I am reminded of a story related by the late Michael Musmanno, the flamboyant, controversial, and brilliant Pennsylvania Supreme Court Justice. In his dissenting opinion in Washington Park, Inc. Appeal, 425 Pa. 349 (1967), Justice Musmanno related the following, about one of the most famous injustices ever perpetrated by an American court:
"Nicola Sacco and Bartolomeo Vanzetti, two workingmen in Massachusetts, were sentenced to death after a trial admittedly saturated with error. As one of the attorneys in the case I filed a petition for certiorari in the Supreme Court of the United States. The date of execution was set for August 22, 1927. The Supreme Court was not to meet until the following October. A stay of execution was imperative if the Supreme Court was to pass on living litigation.

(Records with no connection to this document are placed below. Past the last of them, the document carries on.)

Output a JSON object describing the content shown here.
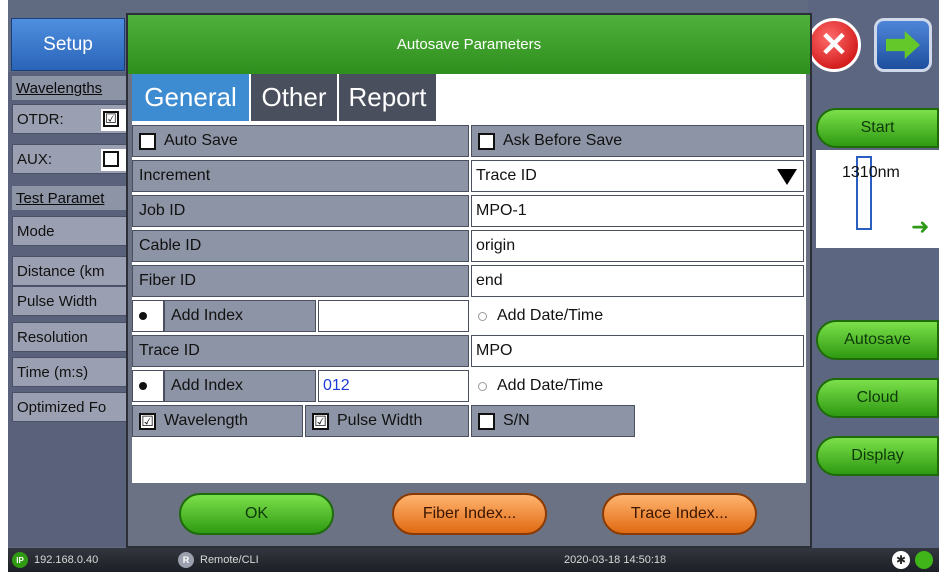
{
  "background_app": {
    "setup_tab": "Setup",
    "left_panel": {
      "wavelengths_header": "Wavelengths",
      "otdr_label": "OTDR:",
      "otdr_checked": true,
      "aux_label": "AUX:",
      "aux_checked": false,
      "test_params_header": "Test Paramet",
      "rows": [
        "Mode",
        "Distance (km",
        "Pulse Width",
        "Resolution",
        "Time (m:s)",
        "Optimized Fo"
      ]
    },
    "right_panel": {
      "start": "Start",
      "wavelength": "1310nm",
      "autosave": "Autosave",
      "cloud": "Cloud",
      "display": "Display"
    }
  },
  "dialog": {
    "title": "Autosave Parameters",
    "tabs": [
      {
        "label": "General",
        "active": true
      },
      {
        "label": "Other",
        "active": false
      },
      {
        "label": "Report",
        "active": false
      }
    ],
    "auto_save": {
      "label": "Auto Save",
      "checked": false
    },
    "ask_before_save": {
      "label": "Ask Before Save",
      "checked": false
    },
    "increment": {
      "label": "Increment",
      "value": "Trace ID"
    },
    "job_id": {
      "label": "Job ID",
      "value": "MPO-1"
    },
    "cable_id": {
      "label": "Cable ID",
      "value": "origin"
    },
    "fiber_id": {
      "label": "Fiber ID",
      "value": "end"
    },
    "fiber_add_index": {
      "label": "Add Index",
      "value": "",
      "selected": true
    },
    "fiber_add_datetime": {
      "label": "Add Date/Time",
      "selected": false
    },
    "trace_id": {
      "label": "Trace ID",
      "value": "MPO"
    },
    "trace_add_index": {
      "label": "Add Index",
      "value": "012",
      "selected": true
    },
    "trace_add_datetime": {
      "label": "Add Date/Time",
      "selected": false
    },
    "wavelength": {
      "label": "Wavelength",
      "checked": true
    },
    "pulse_width": {
      "label": "Pulse Width",
      "checked": true
    },
    "sn": {
      "label": "S/N",
      "checked": false
    },
    "buttons": {
      "ok": "OK",
      "fiber_index": "Fiber Index...",
      "trace_index": "Trace Index..."
    }
  },
  "status_bar": {
    "ip_icon": "IP",
    "ip": "192.168.0.40",
    "remote_icon": "R",
    "remote": "Remote/CLI",
    "datetime": "2020-03-18  14:50:18"
  },
  "icons": {
    "close": "close-icon",
    "next": "arrow-right-icon",
    "dropdown": "triangle-down-icon",
    "check_mark": "☑",
    "settings": "✱"
  }
}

I applied to the Chief Justice and two Associate Justices of the Supreme Court, all of whom refused to grant the stay. I made application to the Governor of Massachusetts, he refused the stay. I turned to the President of the United States because by this time the Sacco-Vanzetti case had taken on international significance and the heads of many governments had indicated they feared a great injustice would result if the two doomed workingmen went to the electric chair with half of the world believing them innocent. The President declined to intervene.
"On August 22, 1927, the men, who were undoubtedly innocent, were executed. Two months later the Supreme Court met and one of the first items of its business was consideration of the pending petition for writ of certiorari, the one I had filed. The Court was formally advised that the petition was now moot because Sacco and Vanzetti were dead."
We will never be able to undo what is going to happen tomorrow. "In the end, I am not concerned so much with whether or not Davis is guilty or innocent. I am concerned with the uncertainty of his guilt." http://www.forbes.com/sites/erikkain/2011/09/20/troy-davis-and-the-history-of-injustice-in-america/